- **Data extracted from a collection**
+--

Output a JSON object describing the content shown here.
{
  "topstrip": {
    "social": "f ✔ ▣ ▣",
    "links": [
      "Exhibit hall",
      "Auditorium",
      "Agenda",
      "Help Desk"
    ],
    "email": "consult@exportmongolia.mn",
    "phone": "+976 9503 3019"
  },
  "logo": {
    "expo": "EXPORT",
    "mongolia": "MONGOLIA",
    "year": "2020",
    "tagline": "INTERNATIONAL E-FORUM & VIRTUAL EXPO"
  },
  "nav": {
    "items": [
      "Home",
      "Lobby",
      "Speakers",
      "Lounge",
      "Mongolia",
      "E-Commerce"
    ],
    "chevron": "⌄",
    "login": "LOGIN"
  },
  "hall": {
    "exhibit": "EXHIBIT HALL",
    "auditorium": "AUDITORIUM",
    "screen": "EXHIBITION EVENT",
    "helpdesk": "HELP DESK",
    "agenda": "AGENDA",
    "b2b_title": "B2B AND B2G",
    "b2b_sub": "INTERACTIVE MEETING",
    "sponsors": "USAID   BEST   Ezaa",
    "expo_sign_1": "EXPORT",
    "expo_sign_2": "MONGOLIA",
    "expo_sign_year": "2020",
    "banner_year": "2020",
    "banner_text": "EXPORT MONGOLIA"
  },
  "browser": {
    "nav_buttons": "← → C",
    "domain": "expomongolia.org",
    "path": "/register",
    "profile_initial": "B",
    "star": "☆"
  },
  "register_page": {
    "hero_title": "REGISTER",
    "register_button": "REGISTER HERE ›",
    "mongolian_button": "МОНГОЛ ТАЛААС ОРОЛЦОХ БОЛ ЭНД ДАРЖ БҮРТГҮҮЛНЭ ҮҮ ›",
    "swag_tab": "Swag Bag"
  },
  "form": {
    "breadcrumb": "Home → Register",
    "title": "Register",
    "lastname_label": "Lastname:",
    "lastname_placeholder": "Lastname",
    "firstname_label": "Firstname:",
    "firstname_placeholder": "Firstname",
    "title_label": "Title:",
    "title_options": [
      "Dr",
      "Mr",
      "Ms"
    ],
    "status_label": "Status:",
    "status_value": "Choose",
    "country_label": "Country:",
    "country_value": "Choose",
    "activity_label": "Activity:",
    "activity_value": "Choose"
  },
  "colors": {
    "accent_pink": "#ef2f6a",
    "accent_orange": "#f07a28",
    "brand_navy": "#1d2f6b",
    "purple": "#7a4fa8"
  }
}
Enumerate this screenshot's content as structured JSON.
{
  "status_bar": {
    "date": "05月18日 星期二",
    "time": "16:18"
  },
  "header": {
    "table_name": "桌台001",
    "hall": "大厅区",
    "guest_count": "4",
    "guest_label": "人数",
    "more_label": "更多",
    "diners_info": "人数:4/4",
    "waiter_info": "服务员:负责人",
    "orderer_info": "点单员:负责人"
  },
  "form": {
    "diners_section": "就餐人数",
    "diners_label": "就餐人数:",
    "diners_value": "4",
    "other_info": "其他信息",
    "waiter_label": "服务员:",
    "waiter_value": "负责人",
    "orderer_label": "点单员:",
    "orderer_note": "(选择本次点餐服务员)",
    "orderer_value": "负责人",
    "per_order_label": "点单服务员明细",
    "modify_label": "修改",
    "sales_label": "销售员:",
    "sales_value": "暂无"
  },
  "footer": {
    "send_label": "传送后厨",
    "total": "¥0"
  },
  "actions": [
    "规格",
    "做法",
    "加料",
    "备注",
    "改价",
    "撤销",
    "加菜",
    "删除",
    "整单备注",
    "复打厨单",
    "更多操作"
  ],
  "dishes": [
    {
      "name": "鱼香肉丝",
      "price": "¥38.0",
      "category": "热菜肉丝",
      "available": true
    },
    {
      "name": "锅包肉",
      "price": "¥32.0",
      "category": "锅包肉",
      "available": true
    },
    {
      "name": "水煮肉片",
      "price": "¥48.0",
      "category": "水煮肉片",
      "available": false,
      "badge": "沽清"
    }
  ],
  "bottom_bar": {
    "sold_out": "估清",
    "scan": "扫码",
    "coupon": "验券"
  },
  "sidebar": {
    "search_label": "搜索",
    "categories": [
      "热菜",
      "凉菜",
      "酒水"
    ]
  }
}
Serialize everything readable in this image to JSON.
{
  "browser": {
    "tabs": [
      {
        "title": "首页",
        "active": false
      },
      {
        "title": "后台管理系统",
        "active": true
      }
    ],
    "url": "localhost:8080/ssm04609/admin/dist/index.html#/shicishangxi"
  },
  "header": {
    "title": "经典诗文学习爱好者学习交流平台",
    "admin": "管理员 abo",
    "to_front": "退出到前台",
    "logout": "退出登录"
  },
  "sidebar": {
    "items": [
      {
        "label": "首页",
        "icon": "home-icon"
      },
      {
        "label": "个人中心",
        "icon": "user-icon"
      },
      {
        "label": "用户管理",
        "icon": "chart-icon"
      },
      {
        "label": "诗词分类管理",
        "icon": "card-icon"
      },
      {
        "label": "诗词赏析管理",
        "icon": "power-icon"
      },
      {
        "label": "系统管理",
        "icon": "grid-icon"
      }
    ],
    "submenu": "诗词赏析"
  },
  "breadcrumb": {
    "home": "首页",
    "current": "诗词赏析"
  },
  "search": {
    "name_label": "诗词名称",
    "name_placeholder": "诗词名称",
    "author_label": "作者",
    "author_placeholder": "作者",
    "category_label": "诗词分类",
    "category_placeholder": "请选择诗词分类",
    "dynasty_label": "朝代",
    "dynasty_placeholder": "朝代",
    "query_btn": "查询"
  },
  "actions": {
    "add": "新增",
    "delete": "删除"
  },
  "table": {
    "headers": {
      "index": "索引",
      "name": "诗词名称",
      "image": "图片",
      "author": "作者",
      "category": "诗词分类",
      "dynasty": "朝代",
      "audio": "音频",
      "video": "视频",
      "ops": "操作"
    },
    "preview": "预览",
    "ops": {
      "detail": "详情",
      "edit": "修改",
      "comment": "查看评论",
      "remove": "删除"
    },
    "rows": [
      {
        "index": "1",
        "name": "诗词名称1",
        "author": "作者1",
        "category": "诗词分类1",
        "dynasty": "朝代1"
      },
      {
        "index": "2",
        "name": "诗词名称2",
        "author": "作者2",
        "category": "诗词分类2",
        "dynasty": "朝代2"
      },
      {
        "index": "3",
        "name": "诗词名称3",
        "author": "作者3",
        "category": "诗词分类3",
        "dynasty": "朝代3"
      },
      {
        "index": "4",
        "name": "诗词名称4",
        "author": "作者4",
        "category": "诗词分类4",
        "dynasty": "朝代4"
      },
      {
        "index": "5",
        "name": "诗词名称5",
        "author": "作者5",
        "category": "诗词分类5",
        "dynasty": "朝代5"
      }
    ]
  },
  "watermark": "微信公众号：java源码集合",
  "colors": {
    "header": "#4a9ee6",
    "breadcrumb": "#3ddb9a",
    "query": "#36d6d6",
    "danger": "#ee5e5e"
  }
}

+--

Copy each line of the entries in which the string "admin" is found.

    "url": "localhost:8080/ssm04609/admin/dist/index.html#/shicishangxi"
    "admin": "管理员 abo",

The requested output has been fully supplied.